As Moderator, as Vice-Moderator, as Elders, as Executive Director, as leaders of this great Fellowship called Metropolitan Community Churches, you are asked to carry the burdens of others in healthy ways. And that requires in-depth participation in their pain and sorrow. It requires being the Living Christ to them. Your callings require you to cast seeds of grace on a daily basis.
And the rewards for all this sowing are realized not only now, but for all eternity. As Paul says, "But those who plant in response to God, letting God's Spirit do the growth work in them; will harvest a crop of real life, eternal life."
Sometimes casting those seeds are easier than at other times. There are times we must stand in the face of the injustices of society and cast the seeds of truth and justice. There are times we must stand in the face of evil in our churches and cast the seeds of righteousness. And in the end, the seeds we sow against injustices and evil will reap a harvest of good.
I experienced this in my church no too long ago. We've all seen it: It's possible for people to get so enmeshed in something - even in church ministry! - that doing good comes to a screeching halt and personal agendas and control issues take over. This was a long and agonizing experience - in short, a member in leadership attempted to sabotage the church. I sought counsel from Rev. Elder Lillie Brock and Rev Elder Nancy Wilson. Following a visit from Lillie, that member is no longer with us.
In the aftermath of that experience, the church remains strong. We were saddened to lose a member and that member's partner. And we also lost one other member who had been their friend for over 10 years. I believe this minimal damage happened because the rest of us were out doing the business of ministry, trying not to grow weary as we cast the seeds of grace in our community.

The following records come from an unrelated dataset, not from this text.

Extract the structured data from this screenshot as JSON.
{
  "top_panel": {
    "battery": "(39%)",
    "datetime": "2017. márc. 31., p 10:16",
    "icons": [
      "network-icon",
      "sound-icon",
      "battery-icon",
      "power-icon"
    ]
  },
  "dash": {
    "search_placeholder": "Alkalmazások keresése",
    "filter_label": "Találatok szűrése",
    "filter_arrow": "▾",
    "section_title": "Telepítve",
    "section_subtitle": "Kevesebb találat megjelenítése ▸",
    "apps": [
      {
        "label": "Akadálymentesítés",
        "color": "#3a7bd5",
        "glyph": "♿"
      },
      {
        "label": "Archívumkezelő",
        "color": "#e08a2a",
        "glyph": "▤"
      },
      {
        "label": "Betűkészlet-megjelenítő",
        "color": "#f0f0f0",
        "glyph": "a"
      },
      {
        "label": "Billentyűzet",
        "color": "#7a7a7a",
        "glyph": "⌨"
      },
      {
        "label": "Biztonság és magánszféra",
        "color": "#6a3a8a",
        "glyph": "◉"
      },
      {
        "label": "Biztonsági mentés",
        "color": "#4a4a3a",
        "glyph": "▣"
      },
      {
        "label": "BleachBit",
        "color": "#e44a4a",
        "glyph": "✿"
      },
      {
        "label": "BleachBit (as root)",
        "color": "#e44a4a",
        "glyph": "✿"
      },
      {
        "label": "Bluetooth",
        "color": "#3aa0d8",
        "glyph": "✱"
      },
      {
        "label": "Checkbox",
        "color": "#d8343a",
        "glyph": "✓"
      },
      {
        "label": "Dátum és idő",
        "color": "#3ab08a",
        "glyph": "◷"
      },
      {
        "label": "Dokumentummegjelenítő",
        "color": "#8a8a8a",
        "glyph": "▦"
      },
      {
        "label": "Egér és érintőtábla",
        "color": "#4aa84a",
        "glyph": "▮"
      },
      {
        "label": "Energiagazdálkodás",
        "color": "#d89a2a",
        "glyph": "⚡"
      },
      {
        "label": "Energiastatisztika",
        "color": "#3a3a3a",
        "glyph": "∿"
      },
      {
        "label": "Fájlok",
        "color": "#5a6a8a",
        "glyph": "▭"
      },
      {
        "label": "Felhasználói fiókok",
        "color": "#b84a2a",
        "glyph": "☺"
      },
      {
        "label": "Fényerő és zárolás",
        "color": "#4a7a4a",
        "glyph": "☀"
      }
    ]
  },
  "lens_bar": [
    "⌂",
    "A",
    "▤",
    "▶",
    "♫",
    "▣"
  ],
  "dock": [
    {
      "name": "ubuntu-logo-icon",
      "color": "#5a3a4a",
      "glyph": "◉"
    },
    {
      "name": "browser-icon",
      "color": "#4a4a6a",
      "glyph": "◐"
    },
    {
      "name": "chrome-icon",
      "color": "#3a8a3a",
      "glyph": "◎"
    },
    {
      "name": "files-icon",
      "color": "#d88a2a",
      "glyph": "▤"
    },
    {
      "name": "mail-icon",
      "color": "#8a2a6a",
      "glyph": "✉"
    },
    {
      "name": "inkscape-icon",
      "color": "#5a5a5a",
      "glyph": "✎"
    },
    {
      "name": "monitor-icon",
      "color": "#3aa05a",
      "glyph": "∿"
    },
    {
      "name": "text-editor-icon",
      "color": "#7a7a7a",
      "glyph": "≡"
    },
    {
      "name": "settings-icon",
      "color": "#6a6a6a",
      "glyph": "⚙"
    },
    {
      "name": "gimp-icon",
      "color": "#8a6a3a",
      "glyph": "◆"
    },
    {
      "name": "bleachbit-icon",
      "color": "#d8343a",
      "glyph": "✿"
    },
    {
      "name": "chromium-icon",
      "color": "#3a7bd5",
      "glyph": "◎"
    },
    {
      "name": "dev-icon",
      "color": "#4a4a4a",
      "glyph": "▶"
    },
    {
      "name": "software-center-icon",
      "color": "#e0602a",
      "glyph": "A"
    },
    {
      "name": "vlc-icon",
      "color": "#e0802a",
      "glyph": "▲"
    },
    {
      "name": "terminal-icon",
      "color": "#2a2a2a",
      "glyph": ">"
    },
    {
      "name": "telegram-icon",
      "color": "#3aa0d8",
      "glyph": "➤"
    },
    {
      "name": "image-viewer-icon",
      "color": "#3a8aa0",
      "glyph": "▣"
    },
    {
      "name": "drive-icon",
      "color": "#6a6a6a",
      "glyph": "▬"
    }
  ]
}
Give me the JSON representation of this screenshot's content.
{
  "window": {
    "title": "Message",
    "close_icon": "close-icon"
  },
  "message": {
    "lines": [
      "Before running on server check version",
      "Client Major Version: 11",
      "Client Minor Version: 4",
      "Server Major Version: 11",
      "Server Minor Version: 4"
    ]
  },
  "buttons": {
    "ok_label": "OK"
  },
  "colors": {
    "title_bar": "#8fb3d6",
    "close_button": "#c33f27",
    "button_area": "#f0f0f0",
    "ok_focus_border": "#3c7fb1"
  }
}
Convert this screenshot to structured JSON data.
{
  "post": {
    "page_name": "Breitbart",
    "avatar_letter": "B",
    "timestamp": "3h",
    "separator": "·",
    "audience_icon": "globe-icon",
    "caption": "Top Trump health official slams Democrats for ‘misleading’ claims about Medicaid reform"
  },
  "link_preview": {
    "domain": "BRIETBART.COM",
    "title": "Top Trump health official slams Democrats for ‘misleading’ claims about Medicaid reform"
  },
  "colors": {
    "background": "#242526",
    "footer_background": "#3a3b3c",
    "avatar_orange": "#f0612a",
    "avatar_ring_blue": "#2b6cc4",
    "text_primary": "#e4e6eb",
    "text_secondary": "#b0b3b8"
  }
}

The task to which God has called you as leaders in our great Fellowship,is an amazing one. As one of my parishioners used to tell me when I was pastoring in the Assemblies of God, "You need a soft heart and the hide of an alligator!" There’s great truth in that.
A college professor of mine was fond of saying to clergy students, "If you can do anything else other than pastor, do it, but if you can't then you'll make it." His point was that pastoral ministry is hard enough when you're called and you'll never survive if God hasn't called you. I believe there’s real truth in that statement as well and I believe all of you are where you are for such a time as this.
Just as Paul exhorted the Galatians, so, too, I encourage you not to grow weary in doing good. As you sit in Elders' meetings, you are doing good for our denomination, and you are planting seeds that, in time, will yield a harvest. As you interact with one another, you are planting seeds that will yield a harvest in God's time.
As you travel to the churches you serve -- whether to preach an uplifting anniversary service, dedicate a new building or mediate meetings with pastors, board members or church members -- do not grow weary in doing the good you do. You are planting seeds that will harvest a crop of real life, eternal life.
I take a morning prayer walk each day with my Jack Russell Terrier, Zoe. She's the most spiritual dog in the neighborhood because every day she listens to me as I pray out loud. And during my morning prayers, I pray for you - that God will continue to bless you, that God will give you wisdom as you lead us in the way we should go.
"So don't get tired of doing what is good. Don't get discouraged and don't give up, for we will reap a harvest of blessing at the appropriate time." (New Living Translation)
The Reverend Rick Sosbe
Metropolitan Community Church of Naples, Florida